Activity —
Please retype every record below exactly, leaving the pictures out.

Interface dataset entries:
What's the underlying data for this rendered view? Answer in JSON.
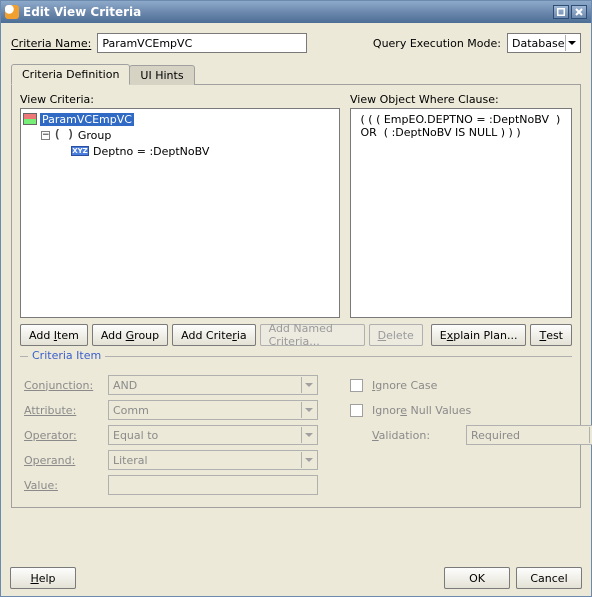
{
  "window": {
    "title": "Edit View Criteria"
  },
  "header": {
    "criteria_name_label": "Criteria Name:",
    "criteria_name_value": "ParamVCEmpVC",
    "exec_mode_label": "Query Execution Mode:",
    "exec_mode_value": "Database"
  },
  "tabs": {
    "def": "Criteria Definition",
    "hints": "UI Hints"
  },
  "left": {
    "label": "View Criteria:",
    "tree": {
      "root": "ParamVCEmpVC",
      "group": "Group",
      "leaf": "Deptno = :DeptNoBV",
      "leaf_icon_text": "XYZ"
    }
  },
  "right": {
    "label": "View Object Where Clause:",
    "clause_line1": " ( ( ( EmpEO.DEPTNO = :DeptNoBV  )",
    "clause_line2": " OR  ( :DeptNoBV IS NULL ) ) )"
  },
  "btns": {
    "add_item": "Add Item",
    "add_group": "Add Group",
    "add_criteria": "Add Criteria",
    "add_named": "Add Named Criteria...",
    "delete": "Delete",
    "explain": "Explain Plan...",
    "test": "Test"
  },
  "criteria_item": {
    "title": "Criteria Item",
    "conjunction_label": "Conjunction:",
    "conjunction_value": "AND",
    "attribute_label": "Attribute:",
    "attribute_value": "Comm",
    "operator_label": "Operator:",
    "operator_value": "Equal to",
    "operand_label": "Operand:",
    "operand_value": "Literal",
    "value_label": "Value:",
    "value_value": "",
    "ignore_case": "Ignore Case",
    "ignore_null": "Ignore Null Values",
    "validation_label": "Validation:",
    "validation_value": "Required"
  },
  "footer": {
    "help": "Help",
    "ok": "OK",
    "cancel": "Cancel"
  }
}
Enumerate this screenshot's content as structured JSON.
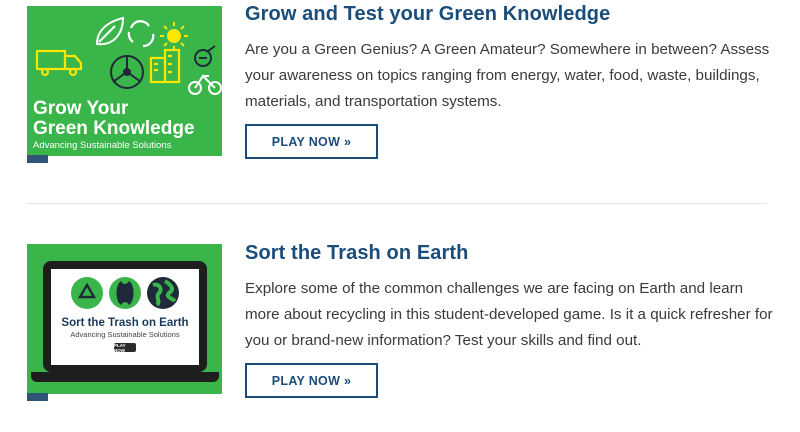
{
  "games": [
    {
      "title": "Grow and Test your Green Knowledge",
      "description": "Are you a Green Genius? A Green Amateur? Somewhere in between? Assess your awareness on topics ranging from energy, water, food, waste, buildings, materials, and transportation systems.",
      "button_label": "PLAY NOW »",
      "image": {
        "line1": "Grow Your",
        "line2": "Green Knowledge",
        "line3": "Advancing Sustainable Solutions",
        "bg_color": "#3ab54a"
      }
    },
    {
      "title": "Sort the Trash on Earth",
      "description": "Explore some of the common challenges we are facing on Earth and learn more about recycling in this student-developed game. Is it a quick refresher for you or brand-new information? Test your skills and find out.",
      "button_label": "PLAY NOW »",
      "image": {
        "title": "Sort the Trash on Earth",
        "subtitle": "Advancing Sustainable Solutions",
        "button_label": "PLAY NOW",
        "bg_color": "#3ab54a"
      }
    }
  ],
  "colors": {
    "title": "#1a4d7a",
    "text": "#3a3a3a",
    "accent_green": "#3ab54a",
    "tag": "#2f5477"
  }
}
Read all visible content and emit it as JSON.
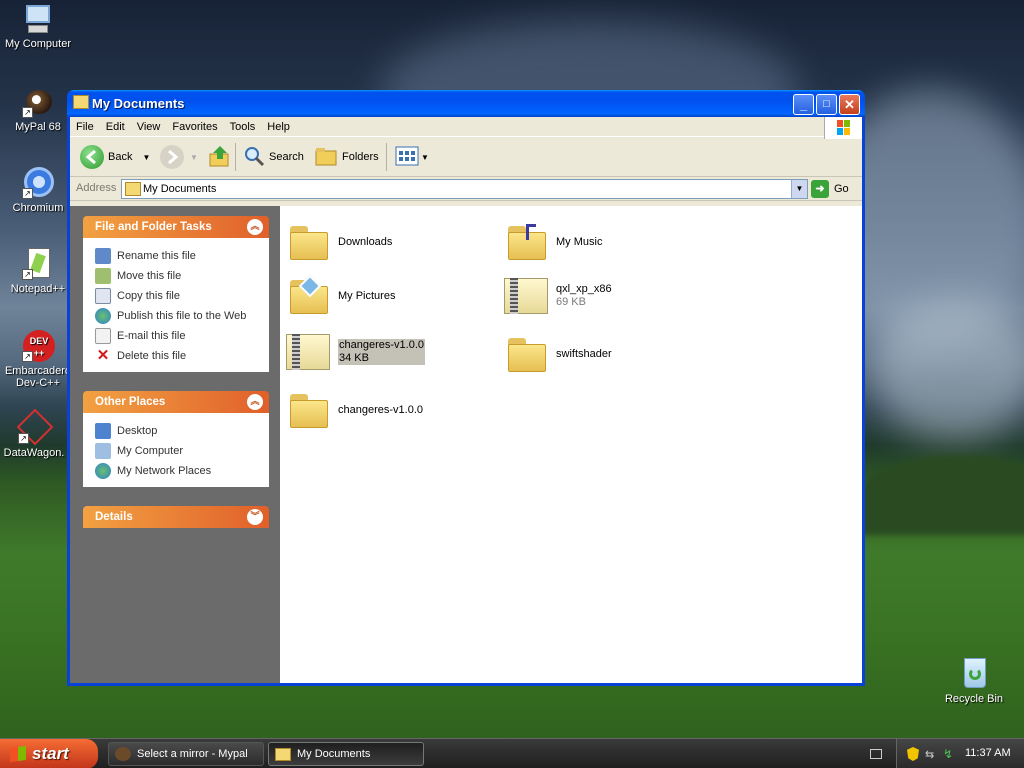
{
  "desktop": {
    "icons": [
      {
        "label": "My Computer",
        "icon": "computer-icon"
      },
      {
        "label": "MyPal 68",
        "icon": "mypal-icon"
      },
      {
        "label": "Chromium",
        "icon": "chromium-icon"
      },
      {
        "label": "Notepad++",
        "icon": "notepadpp-icon"
      },
      {
        "label": "Embarcadero Dev-C++",
        "icon": "devcpp-icon"
      },
      {
        "label": "DataWagon.",
        "icon": "datawagon-icon"
      },
      {
        "label": "Recycle Bin",
        "icon": "recycle-bin-icon"
      }
    ]
  },
  "window": {
    "title": "My Documents",
    "controls": {
      "minimize": "_",
      "maximize": "□",
      "close": "✕"
    }
  },
  "menu": [
    "File",
    "Edit",
    "View",
    "Favorites",
    "Tools",
    "Help"
  ],
  "toolbar": {
    "back_label": "Back",
    "search_label": "Search",
    "folders_label": "Folders"
  },
  "address": {
    "label": "Address",
    "value": "My Documents",
    "go_label": "Go"
  },
  "tasks": {
    "file_folder": {
      "title": "File and Folder Tasks",
      "items": [
        {
          "label": "Rename this file",
          "icon": "rename-icon"
        },
        {
          "label": "Move this file",
          "icon": "move-icon"
        },
        {
          "label": "Copy this file",
          "icon": "copy-icon"
        },
        {
          "label": "Publish this file to the Web",
          "icon": "publish-web-icon"
        },
        {
          "label": "E-mail this file",
          "icon": "email-icon"
        },
        {
          "label": "Delete this file",
          "icon": "delete-icon"
        }
      ]
    },
    "other_places": {
      "title": "Other Places",
      "items": [
        {
          "label": "Desktop",
          "icon": "desktop-icon"
        },
        {
          "label": "My Computer",
          "icon": "my-computer-icon"
        },
        {
          "label": "My Network Places",
          "icon": "network-places-icon"
        }
      ]
    },
    "details": {
      "title": "Details"
    }
  },
  "files": [
    {
      "name": "Downloads",
      "kind": "folder"
    },
    {
      "name": "My Music",
      "kind": "folder"
    },
    {
      "name": "My Pictures",
      "kind": "folder"
    },
    {
      "name": "qxl_xp_x86",
      "size": "69 KB",
      "kind": "zip"
    },
    {
      "name": "changeres-v1.0.0",
      "size": "34 KB",
      "kind": "zip",
      "selected": true
    },
    {
      "name": "swiftshader",
      "kind": "folder"
    },
    {
      "name": "changeres-v1.0.0",
      "kind": "folder"
    }
  ],
  "taskbar": {
    "start_label": "start",
    "tasks": [
      {
        "label": "Select a mirror - Mypal",
        "active": false
      },
      {
        "label": "My Documents",
        "active": true
      }
    ],
    "clock": "11:37 AM"
  }
}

Final answer —
What's the underlying data for this rendered view? Answer in JSON.
{
  "window": {
    "title": "Edit View Criteria"
  },
  "header": {
    "criteria_name_label": "Criteria Name:",
    "criteria_name_value": "ParamVCEmpVC",
    "exec_mode_label": "Query Execution Mode:",
    "exec_mode_value": "Database"
  },
  "tabs": {
    "def": "Criteria Definition",
    "hints": "UI Hints"
  },
  "left": {
    "label": "View Criteria:",
    "tree": {
      "root": "ParamVCEmpVC",
      "group": "Group",
      "leaf": "Deptno = :DeptNoBV",
      "leaf_icon_text": "XYZ"
    }
  },
  "right": {
    "label": "View Object Where Clause:",
    "clause_line1": " ( ( ( EmpEO.DEPTNO = :DeptNoBV  )",
    "clause_line2": " OR  ( :DeptNoBV IS NULL ) ) )"
  },
  "btns": {
    "add_item": "Add Item",
    "add_group": "Add Group",
    "add_criteria": "Add Criteria",
    "add_named": "Add Named Criteria...",
    "delete": "Delete",
    "explain": "Explain Plan...",
    "test": "Test"
  },
  "criteria_item": {
    "title": "Criteria Item",
    "conjunction_label": "Conjunction:",
    "conjunction_value": "AND",
    "attribute_label": "Attribute:",
    "attribute_value": "Comm",
    "operator_label": "Operator:",
    "operator_value": "Equal to",
    "operand_label": "Operand:",
    "operand_value": "Literal",
    "value_label": "Value:",
    "value_value": "",
    "ignore_case": "Ignore Case",
    "ignore_null": "Ignore Null Values",
    "validation_label": "Validation:",
    "validation_value": "Required"
  },
  "footer": {
    "help": "Help",
    "ok": "OK",
    "cancel": "Cancel"
  }
}
Enumerate this screenshot's content as structured JSON.
{
  "games": [
    {
      "title": "Grow and Test your Green Knowledge",
      "description": "Are you a Green Genius? A Green Amateur? Somewhere in between? Assess your awareness on topics ranging from energy, water, food, waste, buildings, materials, and transportation systems.",
      "button_label": "PLAY NOW »",
      "image": {
        "line1": "Grow Your",
        "line2": "Green Knowledge",
        "line3": "Advancing Sustainable Solutions",
        "bg_color": "#3ab54a"
      }
    },
    {
      "title": "Sort the Trash on Earth",
      "description": "Explore some of the common challenges we are facing on Earth and learn more about recycling in this student-developed game. Is it a quick refresher for you or brand-new information? Test your skills and find out.",
      "button_label": "PLAY NOW »",
      "image": {
        "title": "Sort the Trash on Earth",
        "subtitle": "Advancing Sustainable Solutions",
        "button_label": "PLAY NOW",
        "bg_color": "#3ab54a"
      }
    }
  ],
  "colors": {
    "title": "#1a4d7a",
    "text": "#3a3a3a",
    "accent_green": "#3ab54a",
    "tag": "#2f5477"
  }
}
Read all visible content and emit it as JSON.
{
  "desktop": {
    "icons": [
      {
        "label": "My Computer",
        "icon": "computer-icon"
      },
      {
        "label": "MyPal 68",
        "icon": "mypal-icon"
      },
      {
        "label": "Chromium",
        "icon": "chromium-icon"
      },
      {
        "label": "Notepad++",
        "icon": "notepadpp-icon"
      },
      {
        "label": "Embarcadero Dev-C++",
        "icon": "devcpp-icon"
      },
      {
        "label": "DataWagon.",
        "icon": "datawagon-icon"
      },
      {
        "label": "Recycle Bin",
        "icon": "recycle-bin-icon"
      }
    ]
  },
  "window": {
    "title": "My Documents",
    "controls": {
      "minimize": "_",
      "maximize": "□",
      "close": "✕"
    }
  },
  "menu": [
    "File",
    "Edit",
    "View",
    "Favorites",
    "Tools",
    "Help"
  ],
  "toolbar": {
    "back_label": "Back",
    "search_label": "Search",
    "folders_label": "Folders"
  },
  "address": {
    "label": "Address",
    "value": "My Documents",
    "go_label": "Go"
  },
  "tasks": {
    "file_folder": {
      "title": "File and Folder Tasks",
      "items": [
        {
          "label": "Rename this file",
          "icon": "rename-icon"
        },
        {
          "label": "Move this file",
          "icon": "move-icon"
        },
        {
          "label": "Copy this file",
          "icon": "copy-icon"
        },
        {
          "label": "Publish this file to the Web",
          "icon": "publish-web-icon"
        },
        {
          "label": "E-mail this file",
          "icon": "email-icon"
        },
        {
          "label": "Delete this file",
          "icon": "delete-icon"
        }
      ]
    },
    "other_places": {
      "title": "Other Places",
      "items": [
        {
          "label": "Desktop",
          "icon": "desktop-icon"
        },
        {
          "label": "My Computer",
          "icon": "my-computer-icon"
        },
        {
          "label": "My Network Places",
          "icon": "network-places-icon"
        }
      ]
    },
    "details": {
      "title": "Details"
    }
  },
  "files": [
    {
      "name": "Downloads",
      "kind": "folder"
    },
    {
      "name": "My Music",
      "kind": "folder"
    },
    {
      "name": "My Pictures",
      "kind": "folder"
    },
    {
      "name": "qxl_xp_x86",
      "size": "69 KB",
      "kind": "zip"
    },
    {
      "name": "changeres-v1.0.0",
      "size": "34 KB",
      "kind": "zip",
      "selected": true
    },
    {
      "name": "swiftshader",
      "kind": "folder"
    },
    {
      "name": "changeres-v1.0.0",
      "kind": "folder"
    }
  ],
  "taskbar": {
    "start_label": "start",
    "tasks": [
      {
        "label": "Select a mirror - Mypal",
        "active": false
      },
      {
        "label": "My Documents",
        "active": true
      }
    ],
    "clock": "11:37 AM"
  }
}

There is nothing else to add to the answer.